Items from an interface collection:
====================
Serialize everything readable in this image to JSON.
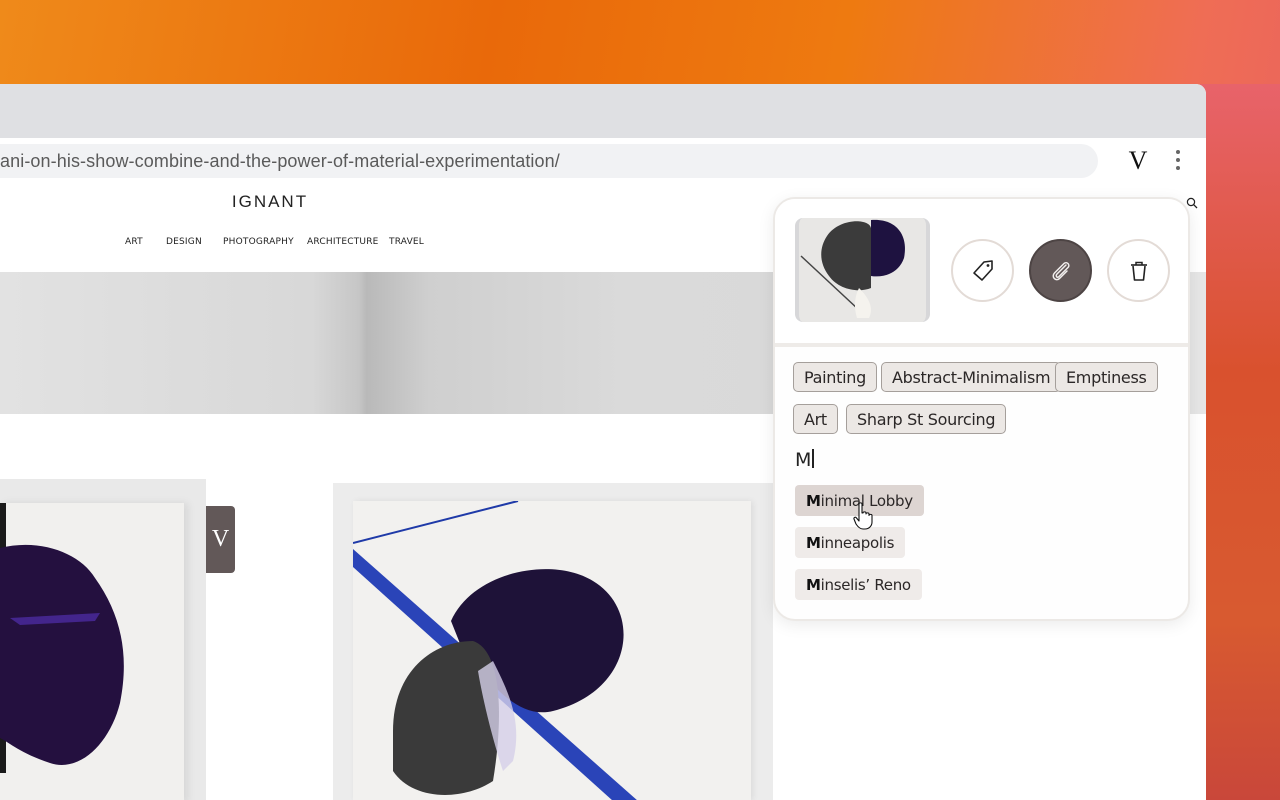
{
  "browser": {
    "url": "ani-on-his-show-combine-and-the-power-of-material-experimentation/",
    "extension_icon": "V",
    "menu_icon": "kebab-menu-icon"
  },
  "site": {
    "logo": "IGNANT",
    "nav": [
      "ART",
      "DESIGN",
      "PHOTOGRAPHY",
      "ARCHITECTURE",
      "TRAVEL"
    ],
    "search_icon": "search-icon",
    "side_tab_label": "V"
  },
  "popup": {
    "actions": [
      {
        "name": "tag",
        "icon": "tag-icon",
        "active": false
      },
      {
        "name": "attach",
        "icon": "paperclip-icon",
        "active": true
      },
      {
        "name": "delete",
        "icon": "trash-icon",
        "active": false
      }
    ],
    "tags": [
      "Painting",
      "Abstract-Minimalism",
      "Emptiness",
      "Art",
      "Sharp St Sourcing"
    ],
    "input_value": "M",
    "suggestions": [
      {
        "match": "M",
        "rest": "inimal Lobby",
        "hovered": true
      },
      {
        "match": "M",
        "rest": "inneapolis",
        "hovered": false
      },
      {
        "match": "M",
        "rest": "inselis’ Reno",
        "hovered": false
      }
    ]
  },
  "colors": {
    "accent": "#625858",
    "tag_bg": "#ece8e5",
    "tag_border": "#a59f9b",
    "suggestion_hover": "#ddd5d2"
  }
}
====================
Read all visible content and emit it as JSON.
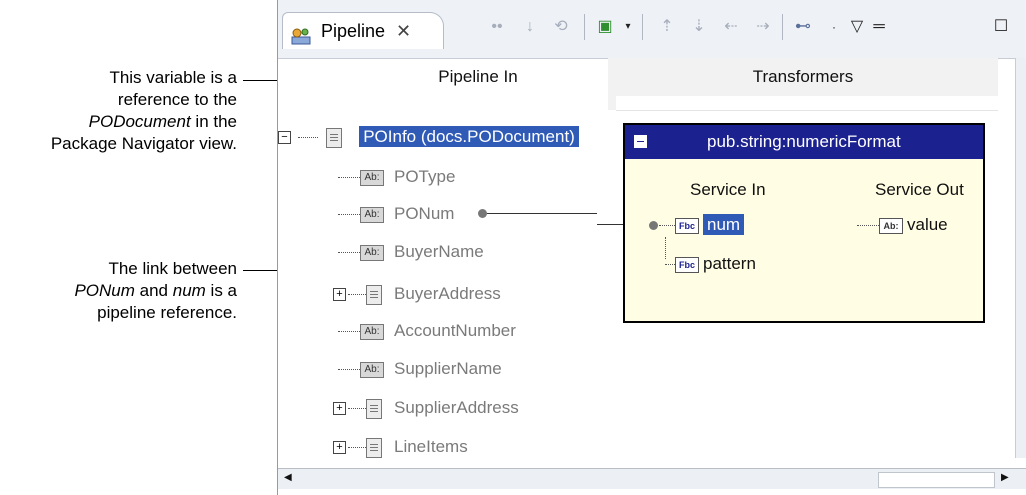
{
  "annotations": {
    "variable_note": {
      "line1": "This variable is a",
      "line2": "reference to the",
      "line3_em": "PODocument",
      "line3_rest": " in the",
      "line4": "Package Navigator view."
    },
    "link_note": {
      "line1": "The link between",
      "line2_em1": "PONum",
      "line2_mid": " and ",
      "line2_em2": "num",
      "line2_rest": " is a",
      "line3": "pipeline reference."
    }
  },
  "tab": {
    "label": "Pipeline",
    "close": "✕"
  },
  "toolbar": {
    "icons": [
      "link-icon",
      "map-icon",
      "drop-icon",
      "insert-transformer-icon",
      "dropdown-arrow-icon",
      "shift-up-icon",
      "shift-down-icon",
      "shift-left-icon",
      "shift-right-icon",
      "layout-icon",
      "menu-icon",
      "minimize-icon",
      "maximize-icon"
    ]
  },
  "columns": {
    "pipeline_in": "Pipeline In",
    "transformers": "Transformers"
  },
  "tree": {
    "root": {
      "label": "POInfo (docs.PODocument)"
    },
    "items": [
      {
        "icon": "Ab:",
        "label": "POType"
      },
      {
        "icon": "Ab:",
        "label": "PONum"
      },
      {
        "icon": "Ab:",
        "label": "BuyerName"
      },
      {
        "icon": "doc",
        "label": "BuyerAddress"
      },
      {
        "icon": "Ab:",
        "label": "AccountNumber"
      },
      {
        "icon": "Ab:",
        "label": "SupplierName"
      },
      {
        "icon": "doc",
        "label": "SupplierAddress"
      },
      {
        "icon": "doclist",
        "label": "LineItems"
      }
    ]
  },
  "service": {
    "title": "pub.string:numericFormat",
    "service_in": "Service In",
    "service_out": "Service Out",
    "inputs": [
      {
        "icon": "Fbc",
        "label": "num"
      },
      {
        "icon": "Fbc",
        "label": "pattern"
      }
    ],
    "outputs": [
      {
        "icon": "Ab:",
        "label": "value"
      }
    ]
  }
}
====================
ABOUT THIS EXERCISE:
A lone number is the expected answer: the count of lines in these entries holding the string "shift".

ANSWER SPACE:
4